India will be the biggest loser if it seeks economic retaliation against China over terrorism snub
Neeta Lal says New Delhi must carefully weigh the calls to review liberalised policies towards Chinese companies following a perceived diplomatic slight
When Indian National Security Adviser Ajit Doval meets his counterpart Yang Jiechi ( 楊潔箎 ) for a strategic dialogue in Beijing this week, topping his agenda will be a discussion on China blocking India’s bid to have Pakistan-based Jaish-e-Mohammad’s chief Masood Azhar proscribed as a terrorist by the UN Security Council.
India blames the group for carrying out a series of deadly attacks against Indian targets, including one on the Indian Parliament in December 2001 that brought the two neighbours to the brink of war. However, China has maintained that as Azhar’s case did not meet the “requirements” of the council, it has to be put on “technical” hold. This is in stark contrast to the stance of the US, the UK and France, which back India.
This snub from Beijing has stirred up a hornet’s nest of negativity in India, which expects its neighbour to have a more unequivocal stance on terrorism. Some also see in it a veiled attempt by Beijing to warn India not to band together with the US on regional security. Indian policymakers feel this insensitivity should be reciprocated by a review of Delhi’s liberalised policies towards Chinese companies.
In the past two years, India has fast-tracked a number of security clearances and China has been the biggest beneficiary. It has also been struck off India’s list of “countries of concern”, with the aim of bolstering foreign investment. Further, Chinese companies have received an effusive welcome from the Narendra Modi government for setting up big-ticket industrial projects in sectors including power, telecoms and railways.
Despite these dynamics, the widespread belief in India is that China will continue to support its “all-weather friend” Pakistan on terrorism matters.

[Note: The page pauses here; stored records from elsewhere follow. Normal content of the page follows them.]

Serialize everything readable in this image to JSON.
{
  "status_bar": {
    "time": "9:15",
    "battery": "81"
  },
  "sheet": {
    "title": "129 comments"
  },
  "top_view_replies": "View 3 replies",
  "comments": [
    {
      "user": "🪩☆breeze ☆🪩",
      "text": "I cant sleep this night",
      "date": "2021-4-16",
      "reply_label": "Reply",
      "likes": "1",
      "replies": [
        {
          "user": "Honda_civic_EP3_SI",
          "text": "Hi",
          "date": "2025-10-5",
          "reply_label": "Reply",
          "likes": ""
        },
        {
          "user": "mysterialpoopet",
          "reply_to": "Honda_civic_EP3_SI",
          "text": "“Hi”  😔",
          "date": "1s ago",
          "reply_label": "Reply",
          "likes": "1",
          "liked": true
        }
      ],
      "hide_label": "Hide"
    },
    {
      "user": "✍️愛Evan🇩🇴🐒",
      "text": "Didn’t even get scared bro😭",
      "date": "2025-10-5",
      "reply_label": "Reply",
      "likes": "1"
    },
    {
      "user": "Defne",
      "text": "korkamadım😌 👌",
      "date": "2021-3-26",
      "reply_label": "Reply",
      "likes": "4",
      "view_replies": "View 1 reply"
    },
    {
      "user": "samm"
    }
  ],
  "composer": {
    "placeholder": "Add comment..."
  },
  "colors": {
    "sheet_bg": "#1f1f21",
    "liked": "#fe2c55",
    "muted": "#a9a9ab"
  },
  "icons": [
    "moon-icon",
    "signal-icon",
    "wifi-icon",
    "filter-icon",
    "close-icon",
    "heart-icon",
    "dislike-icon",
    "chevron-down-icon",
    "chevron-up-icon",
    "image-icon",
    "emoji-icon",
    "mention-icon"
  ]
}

The issue requires a well-thought-out response from New Delhi, not one driven by impulse. Balancing the competing imperatives of negative public opinion with wider strategic and economic objectives is the need of the hour. India needs massive infusions of foreign investment to fuel its growth. India-China bilateral trade – currently worth US$71 billion – isn’t worth jeopardising over political issues.
By risking commercial ties, India will only end up undercutting its own development. Retaliatory measures are never the answer to delicate geopolitical problems. India’s best riposte would be to strengthen its own security networks to prevent future attacks while continuing with its dual policy of engagement with China. For its part, China can be more empathetic towards the security needs of a neighbour with whom it shares the world’s longest border.
Neeta Lal is a New Delhi-based senior journalist